Single-family home sales slumped in April and May because of COVID-19, but there are already signs of a rebound in June.
LAKELAND — COVID-19 struck Century 21 Myers Realty like lightning.
“We as a company lost 12 sales overnight after COVID-19 hit,” said Jack Myers, the owner and a real estate broker.
The lost clients in early March ranged from investors in short-term rentals to families that experienced job losses, he said.
But Myers and Dawna Stone, the owner and broker of the Property Shoppe of Central Florida Inc., a Lakeland company specializing in home sales, said the Polk real estate market may already be on the rebound.
“I think at the end of this year, we’re going to see a gangbusters market on housing,” Stone said. “I would say (conditions) are definitely favorable. The affordability index with mortgages so low is better than it has been in a great number of years.”
Property Shoppe closed a recent single-family home sale at a 2.75% interest rate, she said. Nationwide mortgage rates are at historic lows, according to recent news reports.
“I feel here the phones are ringing more,” said Myers, who has offices in Auburndale, Winter Haven and Haines City. “Our agents are still on the phone dialing for dollars and keeping in contact with customers.”
Statistics from the Stellar MLS (multiple listing service), a Central Florida real estate market data firm based in Orlando, show the impact of COVID-19 since the first case in the state was reported on March 1.
The Lakeland area saw monthly single-family home sales increase from 8% to 26% in the first three months of this year compared to the same months in 2019, according to a Stellar report. That changed rapidly in April, which saw a 26% decline, followed by a 25% decline in May.
The East Polk area was hit even harder.
Monthly single-family home sales increased from 3% to 32% in this year’s first quarter, followed by a 26% decline in April and a 39% crash in April, Stellar reported.
Those numbers reflect sales reported by Stellar member companies located in the Lakeland and East Polk areas and could include properties outside their areas, said Stone, a Stellar member.
But a large majority of sales traditionally come from the company’s home area, she said.
About 98% of the Property Shoppe’s sales involve Polk County properties, Stone said.
The April-May slump did not represent the overall health of the local real estate market, Stone argued.
Despite the slump, year-to-date growth in single-family home sales was still positive, up 1.5% for the four months ending in April and it fell just 4.4% for the five months through May compared to the same periods in 2019.
In East Polk, the year-to-date growth was essentially flat, down just 0.45% for the first four months and off 10.6% for the five months through May.
Property Shoppe is already feeling a recovery, Stone said.
For the year up to Friday, the company sold 49 single-family homes, the same number it sold through the identical period last year, she said.
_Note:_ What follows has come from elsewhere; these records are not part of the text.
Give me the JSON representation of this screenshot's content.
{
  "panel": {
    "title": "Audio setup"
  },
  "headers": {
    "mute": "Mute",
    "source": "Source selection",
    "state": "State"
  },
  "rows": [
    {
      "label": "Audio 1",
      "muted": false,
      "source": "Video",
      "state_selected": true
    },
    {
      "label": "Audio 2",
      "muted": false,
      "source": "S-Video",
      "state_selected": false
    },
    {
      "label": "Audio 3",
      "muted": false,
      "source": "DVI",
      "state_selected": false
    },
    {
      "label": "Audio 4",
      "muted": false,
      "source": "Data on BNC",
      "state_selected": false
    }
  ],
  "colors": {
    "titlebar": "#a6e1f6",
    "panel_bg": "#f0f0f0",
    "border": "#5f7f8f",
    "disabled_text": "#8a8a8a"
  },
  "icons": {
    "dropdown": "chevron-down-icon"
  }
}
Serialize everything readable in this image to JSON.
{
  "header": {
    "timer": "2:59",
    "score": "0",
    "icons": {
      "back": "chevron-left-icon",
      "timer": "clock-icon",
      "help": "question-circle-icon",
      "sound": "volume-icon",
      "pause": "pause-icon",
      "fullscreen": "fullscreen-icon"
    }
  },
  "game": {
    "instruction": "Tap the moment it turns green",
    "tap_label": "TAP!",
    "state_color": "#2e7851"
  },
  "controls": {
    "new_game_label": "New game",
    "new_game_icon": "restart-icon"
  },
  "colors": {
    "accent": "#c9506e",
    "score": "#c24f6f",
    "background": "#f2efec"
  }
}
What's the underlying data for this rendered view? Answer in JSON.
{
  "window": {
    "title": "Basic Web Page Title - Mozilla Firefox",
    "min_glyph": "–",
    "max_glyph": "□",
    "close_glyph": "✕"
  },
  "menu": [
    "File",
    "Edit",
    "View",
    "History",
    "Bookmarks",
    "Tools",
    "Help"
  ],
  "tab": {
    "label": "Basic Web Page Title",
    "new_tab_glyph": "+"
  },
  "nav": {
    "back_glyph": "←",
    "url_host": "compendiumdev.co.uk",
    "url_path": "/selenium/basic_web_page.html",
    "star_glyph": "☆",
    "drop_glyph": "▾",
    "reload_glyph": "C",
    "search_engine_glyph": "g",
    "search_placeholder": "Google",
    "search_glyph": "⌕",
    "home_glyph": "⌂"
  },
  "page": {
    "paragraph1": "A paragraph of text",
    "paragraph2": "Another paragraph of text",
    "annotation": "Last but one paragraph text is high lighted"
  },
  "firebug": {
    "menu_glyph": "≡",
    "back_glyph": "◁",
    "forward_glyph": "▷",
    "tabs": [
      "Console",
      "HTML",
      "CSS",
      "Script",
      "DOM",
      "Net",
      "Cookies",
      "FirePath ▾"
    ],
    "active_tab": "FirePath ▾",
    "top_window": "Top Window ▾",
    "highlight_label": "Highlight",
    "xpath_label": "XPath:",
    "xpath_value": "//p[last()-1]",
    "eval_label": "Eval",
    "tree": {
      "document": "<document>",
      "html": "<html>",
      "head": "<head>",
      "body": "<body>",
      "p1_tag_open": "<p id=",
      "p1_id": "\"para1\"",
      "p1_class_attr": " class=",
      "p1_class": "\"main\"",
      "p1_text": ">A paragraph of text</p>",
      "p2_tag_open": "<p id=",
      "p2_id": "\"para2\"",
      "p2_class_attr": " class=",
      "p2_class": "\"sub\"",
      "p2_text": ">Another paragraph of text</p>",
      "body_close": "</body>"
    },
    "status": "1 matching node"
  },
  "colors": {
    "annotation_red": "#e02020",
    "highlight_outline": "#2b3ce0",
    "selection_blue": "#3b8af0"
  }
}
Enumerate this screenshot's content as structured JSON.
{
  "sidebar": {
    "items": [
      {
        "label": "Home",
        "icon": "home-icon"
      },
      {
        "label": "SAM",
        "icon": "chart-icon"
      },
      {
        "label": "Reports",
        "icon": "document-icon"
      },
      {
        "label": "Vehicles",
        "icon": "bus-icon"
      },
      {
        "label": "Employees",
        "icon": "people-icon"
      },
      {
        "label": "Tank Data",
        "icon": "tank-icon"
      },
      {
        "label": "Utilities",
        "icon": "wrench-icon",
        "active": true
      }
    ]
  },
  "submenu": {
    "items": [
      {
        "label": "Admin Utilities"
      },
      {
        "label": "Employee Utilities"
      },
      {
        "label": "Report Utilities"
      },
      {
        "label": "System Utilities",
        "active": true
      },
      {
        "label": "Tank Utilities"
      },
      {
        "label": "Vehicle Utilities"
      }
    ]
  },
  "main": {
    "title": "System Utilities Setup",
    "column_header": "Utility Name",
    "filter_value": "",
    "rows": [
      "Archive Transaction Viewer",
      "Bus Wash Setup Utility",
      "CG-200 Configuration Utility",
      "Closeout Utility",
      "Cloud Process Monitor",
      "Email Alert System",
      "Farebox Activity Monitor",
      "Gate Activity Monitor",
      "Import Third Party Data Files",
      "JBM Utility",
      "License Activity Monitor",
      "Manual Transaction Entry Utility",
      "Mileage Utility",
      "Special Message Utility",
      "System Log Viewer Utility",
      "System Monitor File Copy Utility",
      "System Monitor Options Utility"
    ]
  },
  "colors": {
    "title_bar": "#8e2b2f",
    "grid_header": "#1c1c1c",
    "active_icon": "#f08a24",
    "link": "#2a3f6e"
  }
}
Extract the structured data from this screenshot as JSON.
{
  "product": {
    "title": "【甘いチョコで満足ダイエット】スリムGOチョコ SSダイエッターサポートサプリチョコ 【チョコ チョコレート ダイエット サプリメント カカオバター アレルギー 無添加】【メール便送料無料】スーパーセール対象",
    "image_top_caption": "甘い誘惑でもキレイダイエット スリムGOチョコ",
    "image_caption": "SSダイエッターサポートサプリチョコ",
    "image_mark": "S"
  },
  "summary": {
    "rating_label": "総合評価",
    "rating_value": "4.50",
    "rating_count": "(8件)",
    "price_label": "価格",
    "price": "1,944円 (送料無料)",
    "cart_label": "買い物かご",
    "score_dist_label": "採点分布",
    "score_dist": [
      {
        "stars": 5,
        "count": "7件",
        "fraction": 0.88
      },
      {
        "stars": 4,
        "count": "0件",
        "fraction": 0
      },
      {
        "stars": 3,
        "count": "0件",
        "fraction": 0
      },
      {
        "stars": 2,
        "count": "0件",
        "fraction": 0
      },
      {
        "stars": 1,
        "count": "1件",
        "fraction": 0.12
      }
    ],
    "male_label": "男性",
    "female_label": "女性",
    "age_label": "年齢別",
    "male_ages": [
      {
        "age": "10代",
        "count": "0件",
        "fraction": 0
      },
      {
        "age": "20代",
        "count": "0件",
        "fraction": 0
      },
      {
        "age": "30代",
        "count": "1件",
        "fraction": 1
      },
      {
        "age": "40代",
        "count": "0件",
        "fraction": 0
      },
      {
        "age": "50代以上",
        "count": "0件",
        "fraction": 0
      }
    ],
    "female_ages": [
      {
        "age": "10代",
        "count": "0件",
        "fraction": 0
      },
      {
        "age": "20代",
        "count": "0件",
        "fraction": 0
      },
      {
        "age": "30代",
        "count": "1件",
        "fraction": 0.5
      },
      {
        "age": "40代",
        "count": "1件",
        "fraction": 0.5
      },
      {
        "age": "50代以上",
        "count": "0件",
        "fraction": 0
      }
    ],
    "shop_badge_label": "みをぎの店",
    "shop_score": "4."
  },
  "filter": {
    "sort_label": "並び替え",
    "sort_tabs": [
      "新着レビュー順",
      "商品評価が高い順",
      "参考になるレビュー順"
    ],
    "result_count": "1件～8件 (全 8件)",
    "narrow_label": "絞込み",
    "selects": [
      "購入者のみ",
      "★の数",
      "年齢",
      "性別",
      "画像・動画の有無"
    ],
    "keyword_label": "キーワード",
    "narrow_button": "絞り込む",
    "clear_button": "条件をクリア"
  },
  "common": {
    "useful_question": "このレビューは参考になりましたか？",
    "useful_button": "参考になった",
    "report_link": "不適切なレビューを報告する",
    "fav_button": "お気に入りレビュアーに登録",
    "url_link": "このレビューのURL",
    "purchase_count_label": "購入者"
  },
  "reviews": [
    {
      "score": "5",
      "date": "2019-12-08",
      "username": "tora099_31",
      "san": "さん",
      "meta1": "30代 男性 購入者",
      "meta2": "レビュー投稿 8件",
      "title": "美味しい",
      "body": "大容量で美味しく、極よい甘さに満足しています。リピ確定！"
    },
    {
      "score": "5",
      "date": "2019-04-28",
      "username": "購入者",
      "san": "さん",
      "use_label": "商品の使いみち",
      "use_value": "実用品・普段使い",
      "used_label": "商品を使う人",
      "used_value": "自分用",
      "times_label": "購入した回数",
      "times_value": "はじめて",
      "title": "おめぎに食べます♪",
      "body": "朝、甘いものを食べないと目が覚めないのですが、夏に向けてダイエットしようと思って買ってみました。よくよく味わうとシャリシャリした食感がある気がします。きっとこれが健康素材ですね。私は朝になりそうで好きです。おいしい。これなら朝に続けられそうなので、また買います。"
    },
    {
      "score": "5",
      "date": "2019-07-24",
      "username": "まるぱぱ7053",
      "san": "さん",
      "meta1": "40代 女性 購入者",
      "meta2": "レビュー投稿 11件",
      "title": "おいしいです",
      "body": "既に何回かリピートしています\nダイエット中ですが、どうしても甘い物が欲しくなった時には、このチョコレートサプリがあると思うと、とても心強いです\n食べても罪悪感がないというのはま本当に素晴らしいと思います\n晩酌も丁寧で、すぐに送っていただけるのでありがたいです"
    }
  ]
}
But the value of those home rose from $8.7 million in 2019 compared to $11.6 million this year, a 33% increase.
Actually the recovery in Lakeland may have already begun, according to Myers, citing up-to-date Stellar data.
The Lakeland area sold 810 single-family homes in June through Friday, a 5% increase from 771 sales in the same period last year, Myers said. And the value of sales rose from $136.7 million to 146.2 million, a 7% increase.
In East Polk, June sales were still 9% lower than a year ago, he said, but the average home value rose from $189,000 to $193,000.
A shortage of homes on the market is keeping values high, acting as a drag on the market, he said.
A lot of sellers dropped out of the market when COVID-19 hit and have not yet returned, Myers said.
“Sales will increase if we have more listings,” or homes available, he said. “If we have more listings, we can sell them.”
Demand remains strong, particularly in New England and the Mid-Atlantic states, for homes in Florida, Myers said.
While low mortgage interest rates normally spur growth, lenders have also increased restrictions for getting the loans, another drag on future growth, Stone and Myers agreed.
Since the pandemic, lenders have increased the minimum credit score to qualify for a loan and are looking more closely at the kind of jobs borrowers have and how likely they would face a layoff, they said.
Some lenders are asking for letters of assurance the borrower doesn’t face a layoff, Stone said.
“It’s eliminated some borrowers, but if you get them with a good lender, they can do some credit repair,” Myers said.
Kevin Bouffard can be reached at [email protected] or at 863-802-7591.